*Problem to solve*: Show each line from the records below in which the word "image" occurs.

*Material to process*:

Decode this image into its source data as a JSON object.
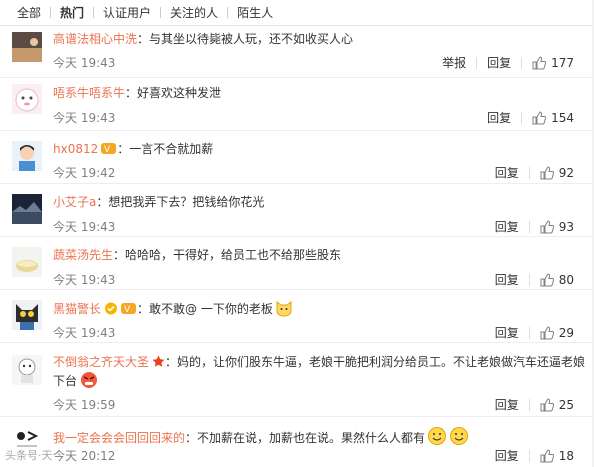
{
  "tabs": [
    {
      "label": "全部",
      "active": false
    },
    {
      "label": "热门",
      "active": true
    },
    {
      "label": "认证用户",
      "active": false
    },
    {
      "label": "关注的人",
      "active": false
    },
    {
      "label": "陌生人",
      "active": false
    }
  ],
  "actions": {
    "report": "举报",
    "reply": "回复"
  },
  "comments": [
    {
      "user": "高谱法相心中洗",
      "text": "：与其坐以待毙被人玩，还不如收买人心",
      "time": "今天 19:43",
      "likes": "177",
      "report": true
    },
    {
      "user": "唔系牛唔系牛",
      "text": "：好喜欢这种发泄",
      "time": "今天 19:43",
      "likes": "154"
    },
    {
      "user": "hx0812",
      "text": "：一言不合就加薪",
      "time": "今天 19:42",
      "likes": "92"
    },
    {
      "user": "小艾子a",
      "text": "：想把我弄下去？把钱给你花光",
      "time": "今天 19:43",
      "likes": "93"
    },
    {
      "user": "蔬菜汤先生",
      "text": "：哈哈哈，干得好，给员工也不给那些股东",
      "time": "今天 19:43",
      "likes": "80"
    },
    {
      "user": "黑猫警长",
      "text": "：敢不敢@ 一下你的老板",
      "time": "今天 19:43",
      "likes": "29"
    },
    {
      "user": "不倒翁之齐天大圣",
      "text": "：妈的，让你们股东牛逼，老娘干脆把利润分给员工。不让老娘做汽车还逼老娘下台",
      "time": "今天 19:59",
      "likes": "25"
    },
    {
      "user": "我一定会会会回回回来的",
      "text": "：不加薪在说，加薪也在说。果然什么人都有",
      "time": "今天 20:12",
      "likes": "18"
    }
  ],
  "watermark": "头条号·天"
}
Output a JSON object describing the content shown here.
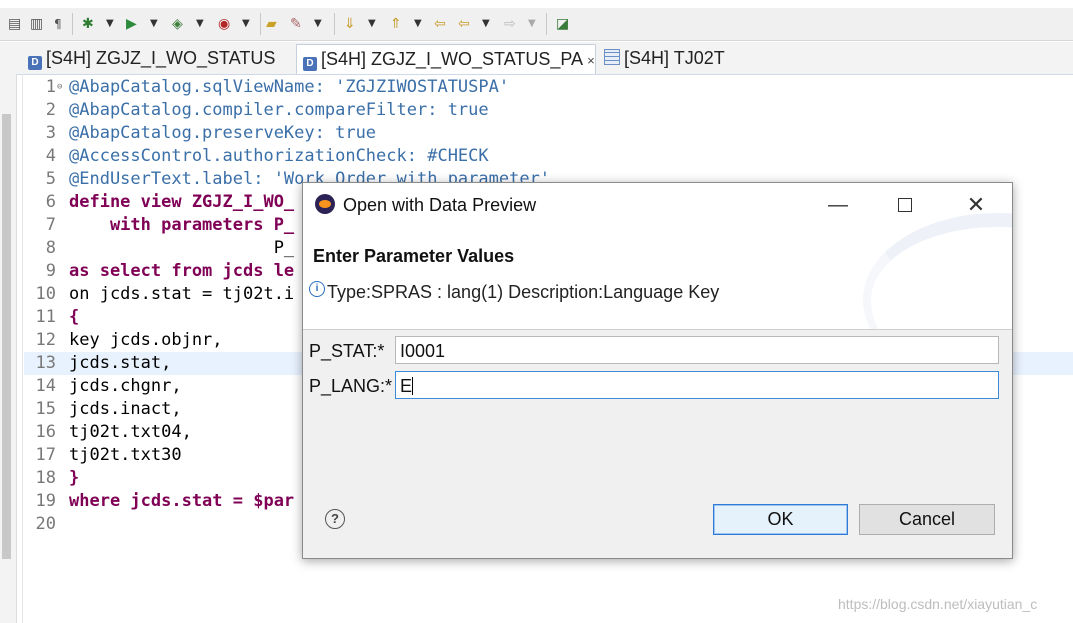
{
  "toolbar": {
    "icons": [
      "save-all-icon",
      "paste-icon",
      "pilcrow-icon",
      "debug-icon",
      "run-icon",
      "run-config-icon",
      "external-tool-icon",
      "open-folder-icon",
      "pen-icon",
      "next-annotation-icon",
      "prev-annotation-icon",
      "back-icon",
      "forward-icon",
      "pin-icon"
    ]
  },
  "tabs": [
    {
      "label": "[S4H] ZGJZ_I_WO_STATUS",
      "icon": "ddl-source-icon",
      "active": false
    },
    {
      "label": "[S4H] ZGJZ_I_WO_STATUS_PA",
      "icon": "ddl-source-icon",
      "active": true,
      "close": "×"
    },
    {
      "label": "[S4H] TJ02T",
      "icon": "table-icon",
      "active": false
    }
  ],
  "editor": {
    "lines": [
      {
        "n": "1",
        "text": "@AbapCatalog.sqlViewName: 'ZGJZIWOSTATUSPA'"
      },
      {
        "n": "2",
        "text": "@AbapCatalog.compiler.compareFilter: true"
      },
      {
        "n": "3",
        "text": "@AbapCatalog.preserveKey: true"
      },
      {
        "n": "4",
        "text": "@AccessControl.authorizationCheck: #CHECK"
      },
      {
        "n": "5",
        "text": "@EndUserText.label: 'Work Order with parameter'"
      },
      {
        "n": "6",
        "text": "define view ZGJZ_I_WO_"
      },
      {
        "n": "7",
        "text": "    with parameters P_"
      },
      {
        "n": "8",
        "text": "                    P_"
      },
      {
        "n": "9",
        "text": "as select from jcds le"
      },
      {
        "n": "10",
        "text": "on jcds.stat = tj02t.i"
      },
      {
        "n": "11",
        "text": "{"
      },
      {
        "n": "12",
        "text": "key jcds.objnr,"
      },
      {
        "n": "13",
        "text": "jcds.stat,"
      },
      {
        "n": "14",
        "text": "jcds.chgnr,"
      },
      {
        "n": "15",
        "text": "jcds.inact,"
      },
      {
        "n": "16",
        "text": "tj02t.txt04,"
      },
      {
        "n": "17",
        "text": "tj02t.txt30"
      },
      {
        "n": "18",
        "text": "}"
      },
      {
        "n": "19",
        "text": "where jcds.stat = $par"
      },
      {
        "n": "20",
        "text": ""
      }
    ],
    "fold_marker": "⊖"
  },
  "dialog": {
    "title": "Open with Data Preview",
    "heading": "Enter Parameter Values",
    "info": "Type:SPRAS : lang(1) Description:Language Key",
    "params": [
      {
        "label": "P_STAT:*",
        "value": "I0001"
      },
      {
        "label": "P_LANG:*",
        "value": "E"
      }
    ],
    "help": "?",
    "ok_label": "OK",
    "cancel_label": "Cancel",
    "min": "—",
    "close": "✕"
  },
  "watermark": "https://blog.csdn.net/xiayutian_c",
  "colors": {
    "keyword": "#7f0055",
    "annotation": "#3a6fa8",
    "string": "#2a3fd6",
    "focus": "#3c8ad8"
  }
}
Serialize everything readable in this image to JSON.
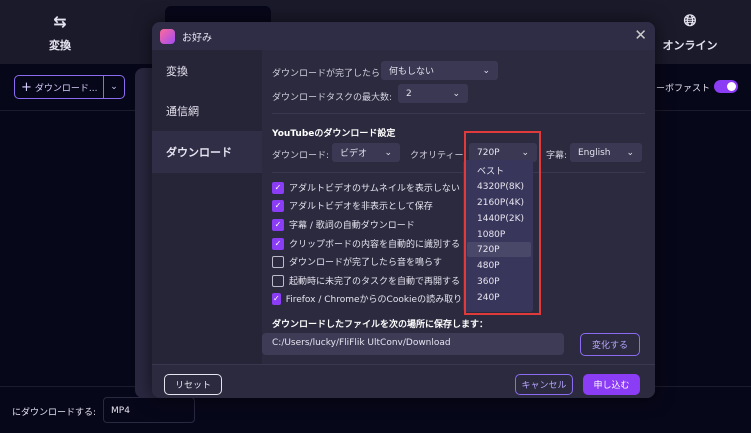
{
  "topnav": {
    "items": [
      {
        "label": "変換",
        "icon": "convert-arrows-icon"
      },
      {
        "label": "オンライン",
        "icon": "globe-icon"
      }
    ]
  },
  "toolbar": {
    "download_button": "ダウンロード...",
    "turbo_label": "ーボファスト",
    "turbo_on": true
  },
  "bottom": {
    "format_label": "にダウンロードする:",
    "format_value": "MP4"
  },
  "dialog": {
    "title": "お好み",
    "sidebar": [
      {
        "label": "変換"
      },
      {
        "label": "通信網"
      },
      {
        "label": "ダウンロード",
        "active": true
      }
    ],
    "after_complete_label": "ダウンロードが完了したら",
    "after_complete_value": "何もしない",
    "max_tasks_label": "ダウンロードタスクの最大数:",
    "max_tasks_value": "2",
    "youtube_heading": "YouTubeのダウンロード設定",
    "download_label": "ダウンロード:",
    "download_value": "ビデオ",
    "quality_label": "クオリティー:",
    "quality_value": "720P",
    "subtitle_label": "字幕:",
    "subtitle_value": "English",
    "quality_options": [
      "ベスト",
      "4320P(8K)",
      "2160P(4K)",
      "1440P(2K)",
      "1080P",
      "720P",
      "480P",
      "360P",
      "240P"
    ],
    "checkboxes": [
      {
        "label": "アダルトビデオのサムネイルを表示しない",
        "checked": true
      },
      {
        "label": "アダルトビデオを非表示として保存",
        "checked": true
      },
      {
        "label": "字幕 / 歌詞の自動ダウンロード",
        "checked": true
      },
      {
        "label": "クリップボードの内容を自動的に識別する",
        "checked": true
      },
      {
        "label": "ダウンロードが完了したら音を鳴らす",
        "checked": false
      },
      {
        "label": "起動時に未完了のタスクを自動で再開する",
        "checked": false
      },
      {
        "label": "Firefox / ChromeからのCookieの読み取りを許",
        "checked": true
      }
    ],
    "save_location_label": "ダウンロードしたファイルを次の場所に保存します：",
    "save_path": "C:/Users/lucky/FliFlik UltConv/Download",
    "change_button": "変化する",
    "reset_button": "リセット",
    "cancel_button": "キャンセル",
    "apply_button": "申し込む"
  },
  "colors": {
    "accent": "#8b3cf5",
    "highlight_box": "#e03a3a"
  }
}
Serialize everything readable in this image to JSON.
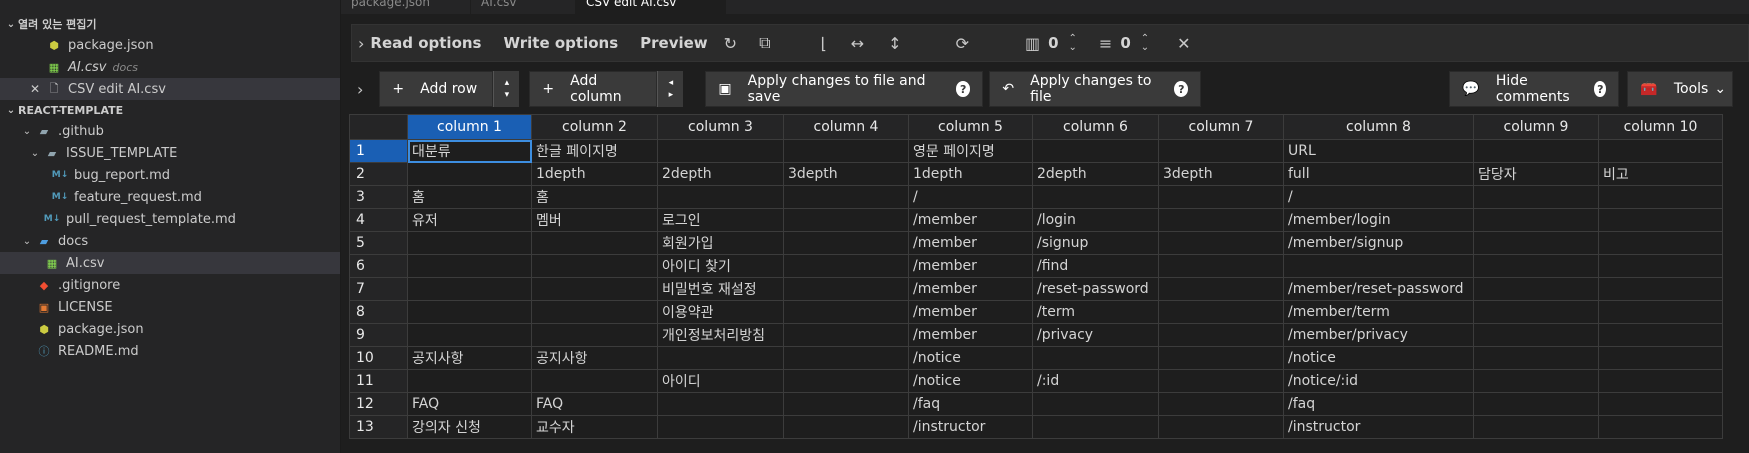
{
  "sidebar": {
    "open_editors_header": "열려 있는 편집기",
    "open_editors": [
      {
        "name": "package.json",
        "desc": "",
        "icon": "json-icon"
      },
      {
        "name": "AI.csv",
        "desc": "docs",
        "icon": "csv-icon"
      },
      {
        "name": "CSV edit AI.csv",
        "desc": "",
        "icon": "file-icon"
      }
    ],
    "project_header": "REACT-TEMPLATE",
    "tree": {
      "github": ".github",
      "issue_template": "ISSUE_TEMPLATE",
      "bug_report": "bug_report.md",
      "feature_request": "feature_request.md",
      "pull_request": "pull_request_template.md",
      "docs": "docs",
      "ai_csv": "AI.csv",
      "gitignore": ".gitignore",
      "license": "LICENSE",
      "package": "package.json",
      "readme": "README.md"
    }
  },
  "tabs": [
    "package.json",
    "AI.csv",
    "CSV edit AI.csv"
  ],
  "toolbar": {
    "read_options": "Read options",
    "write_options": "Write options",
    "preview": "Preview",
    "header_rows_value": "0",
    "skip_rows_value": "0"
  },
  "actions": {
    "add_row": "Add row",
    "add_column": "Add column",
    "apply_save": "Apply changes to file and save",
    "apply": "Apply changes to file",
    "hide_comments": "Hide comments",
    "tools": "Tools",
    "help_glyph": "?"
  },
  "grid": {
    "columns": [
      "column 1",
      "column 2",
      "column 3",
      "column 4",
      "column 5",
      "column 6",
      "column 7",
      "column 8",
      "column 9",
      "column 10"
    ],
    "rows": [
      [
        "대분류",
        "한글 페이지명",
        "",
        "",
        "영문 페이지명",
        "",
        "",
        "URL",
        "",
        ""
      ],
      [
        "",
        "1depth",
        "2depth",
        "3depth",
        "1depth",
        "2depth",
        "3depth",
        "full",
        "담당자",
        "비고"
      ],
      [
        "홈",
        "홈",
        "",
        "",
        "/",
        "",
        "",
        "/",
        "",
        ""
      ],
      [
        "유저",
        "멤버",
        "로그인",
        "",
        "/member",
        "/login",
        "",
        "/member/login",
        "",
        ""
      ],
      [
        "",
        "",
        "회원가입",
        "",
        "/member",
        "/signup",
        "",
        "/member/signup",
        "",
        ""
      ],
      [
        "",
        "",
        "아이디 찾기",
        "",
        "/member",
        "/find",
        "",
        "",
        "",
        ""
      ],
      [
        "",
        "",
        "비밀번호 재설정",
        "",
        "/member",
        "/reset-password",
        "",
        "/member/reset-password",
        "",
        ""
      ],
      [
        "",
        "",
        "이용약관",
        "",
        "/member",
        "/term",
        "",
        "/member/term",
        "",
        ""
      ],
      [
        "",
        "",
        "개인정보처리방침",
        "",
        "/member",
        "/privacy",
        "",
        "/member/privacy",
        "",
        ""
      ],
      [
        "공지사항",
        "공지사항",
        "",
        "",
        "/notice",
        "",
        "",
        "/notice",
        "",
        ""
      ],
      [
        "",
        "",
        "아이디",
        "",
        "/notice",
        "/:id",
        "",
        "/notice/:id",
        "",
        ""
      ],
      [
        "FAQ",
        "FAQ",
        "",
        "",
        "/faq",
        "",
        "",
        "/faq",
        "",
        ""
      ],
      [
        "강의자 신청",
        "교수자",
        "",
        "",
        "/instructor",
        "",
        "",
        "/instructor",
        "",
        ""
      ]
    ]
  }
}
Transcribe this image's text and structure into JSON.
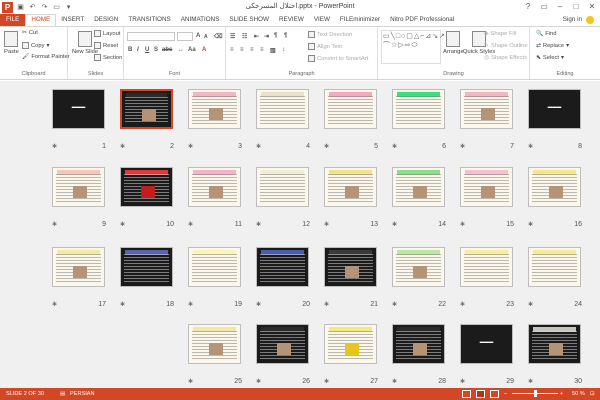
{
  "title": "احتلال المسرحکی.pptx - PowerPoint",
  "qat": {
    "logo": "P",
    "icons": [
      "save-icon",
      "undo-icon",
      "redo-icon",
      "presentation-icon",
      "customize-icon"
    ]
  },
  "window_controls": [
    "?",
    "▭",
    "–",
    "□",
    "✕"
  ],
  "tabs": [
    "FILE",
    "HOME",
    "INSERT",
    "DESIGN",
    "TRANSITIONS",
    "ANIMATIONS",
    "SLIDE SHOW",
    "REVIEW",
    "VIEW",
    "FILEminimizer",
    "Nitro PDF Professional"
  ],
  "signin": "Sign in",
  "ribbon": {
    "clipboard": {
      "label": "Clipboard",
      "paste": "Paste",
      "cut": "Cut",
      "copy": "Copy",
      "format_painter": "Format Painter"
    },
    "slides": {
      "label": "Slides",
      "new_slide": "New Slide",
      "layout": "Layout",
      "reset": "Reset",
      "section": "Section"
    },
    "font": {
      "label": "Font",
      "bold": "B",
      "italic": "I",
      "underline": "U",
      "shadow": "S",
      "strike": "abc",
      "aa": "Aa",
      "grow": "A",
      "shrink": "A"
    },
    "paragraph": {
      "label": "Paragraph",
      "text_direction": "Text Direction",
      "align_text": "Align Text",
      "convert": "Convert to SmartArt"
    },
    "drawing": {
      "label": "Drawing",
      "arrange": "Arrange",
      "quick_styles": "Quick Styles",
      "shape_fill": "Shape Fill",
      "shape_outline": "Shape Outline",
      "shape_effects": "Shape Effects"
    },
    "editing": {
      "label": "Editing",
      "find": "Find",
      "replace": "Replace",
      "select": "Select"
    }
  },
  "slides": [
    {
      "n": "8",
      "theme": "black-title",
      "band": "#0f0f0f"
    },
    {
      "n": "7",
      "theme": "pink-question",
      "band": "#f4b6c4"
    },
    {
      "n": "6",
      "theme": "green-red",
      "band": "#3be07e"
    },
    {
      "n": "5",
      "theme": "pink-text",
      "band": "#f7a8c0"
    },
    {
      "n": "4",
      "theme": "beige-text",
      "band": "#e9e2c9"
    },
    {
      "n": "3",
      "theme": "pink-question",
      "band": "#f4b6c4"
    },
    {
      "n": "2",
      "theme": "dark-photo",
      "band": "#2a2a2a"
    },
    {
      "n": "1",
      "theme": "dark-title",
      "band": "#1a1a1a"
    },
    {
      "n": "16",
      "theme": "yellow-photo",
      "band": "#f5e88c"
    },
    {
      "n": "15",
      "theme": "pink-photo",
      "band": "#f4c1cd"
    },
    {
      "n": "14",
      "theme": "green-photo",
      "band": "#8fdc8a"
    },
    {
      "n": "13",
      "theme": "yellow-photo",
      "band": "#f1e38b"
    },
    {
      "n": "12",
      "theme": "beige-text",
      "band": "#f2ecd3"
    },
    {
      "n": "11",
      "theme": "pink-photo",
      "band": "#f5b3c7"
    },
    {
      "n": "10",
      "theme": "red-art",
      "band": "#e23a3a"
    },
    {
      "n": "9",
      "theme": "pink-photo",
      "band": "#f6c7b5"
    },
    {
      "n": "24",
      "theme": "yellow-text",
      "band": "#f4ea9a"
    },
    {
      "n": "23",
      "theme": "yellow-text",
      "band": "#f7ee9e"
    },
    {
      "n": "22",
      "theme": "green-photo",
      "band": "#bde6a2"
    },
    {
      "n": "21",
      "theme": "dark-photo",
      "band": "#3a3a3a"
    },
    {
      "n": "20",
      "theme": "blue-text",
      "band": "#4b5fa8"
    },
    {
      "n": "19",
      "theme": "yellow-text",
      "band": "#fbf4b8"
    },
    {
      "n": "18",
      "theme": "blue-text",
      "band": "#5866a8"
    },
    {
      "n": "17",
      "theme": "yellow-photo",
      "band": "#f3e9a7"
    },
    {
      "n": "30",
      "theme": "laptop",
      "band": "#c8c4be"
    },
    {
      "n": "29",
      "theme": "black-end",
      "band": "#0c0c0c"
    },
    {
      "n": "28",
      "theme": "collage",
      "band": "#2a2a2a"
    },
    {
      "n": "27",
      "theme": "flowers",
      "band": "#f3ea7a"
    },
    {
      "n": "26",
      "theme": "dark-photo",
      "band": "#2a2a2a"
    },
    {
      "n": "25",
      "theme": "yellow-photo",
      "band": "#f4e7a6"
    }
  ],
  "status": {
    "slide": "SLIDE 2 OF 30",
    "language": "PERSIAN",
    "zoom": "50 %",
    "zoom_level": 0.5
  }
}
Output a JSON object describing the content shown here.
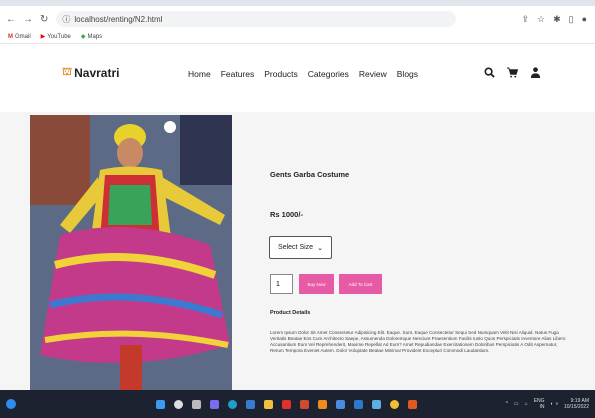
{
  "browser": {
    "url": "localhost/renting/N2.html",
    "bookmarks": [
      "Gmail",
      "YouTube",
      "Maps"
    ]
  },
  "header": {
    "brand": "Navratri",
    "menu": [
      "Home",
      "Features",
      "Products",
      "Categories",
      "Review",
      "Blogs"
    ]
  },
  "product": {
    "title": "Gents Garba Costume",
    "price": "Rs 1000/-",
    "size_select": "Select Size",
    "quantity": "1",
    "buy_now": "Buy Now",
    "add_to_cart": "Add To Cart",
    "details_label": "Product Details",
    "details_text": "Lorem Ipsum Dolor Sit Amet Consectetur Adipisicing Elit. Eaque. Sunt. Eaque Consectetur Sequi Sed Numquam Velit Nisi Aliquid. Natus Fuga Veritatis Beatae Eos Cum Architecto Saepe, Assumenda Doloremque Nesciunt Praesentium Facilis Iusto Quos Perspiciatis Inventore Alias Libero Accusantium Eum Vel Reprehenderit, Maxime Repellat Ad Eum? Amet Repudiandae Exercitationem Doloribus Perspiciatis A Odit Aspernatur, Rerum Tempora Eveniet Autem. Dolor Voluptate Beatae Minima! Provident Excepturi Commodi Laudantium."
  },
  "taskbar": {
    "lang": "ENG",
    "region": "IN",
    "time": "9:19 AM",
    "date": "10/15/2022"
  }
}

*Output below*:
Decode this image into its source data as a JSON object.
Serialize everything readable in this image to JSON.
Serialize everything readable in this image to JSON.
Transcribe this image's text and structure into JSON.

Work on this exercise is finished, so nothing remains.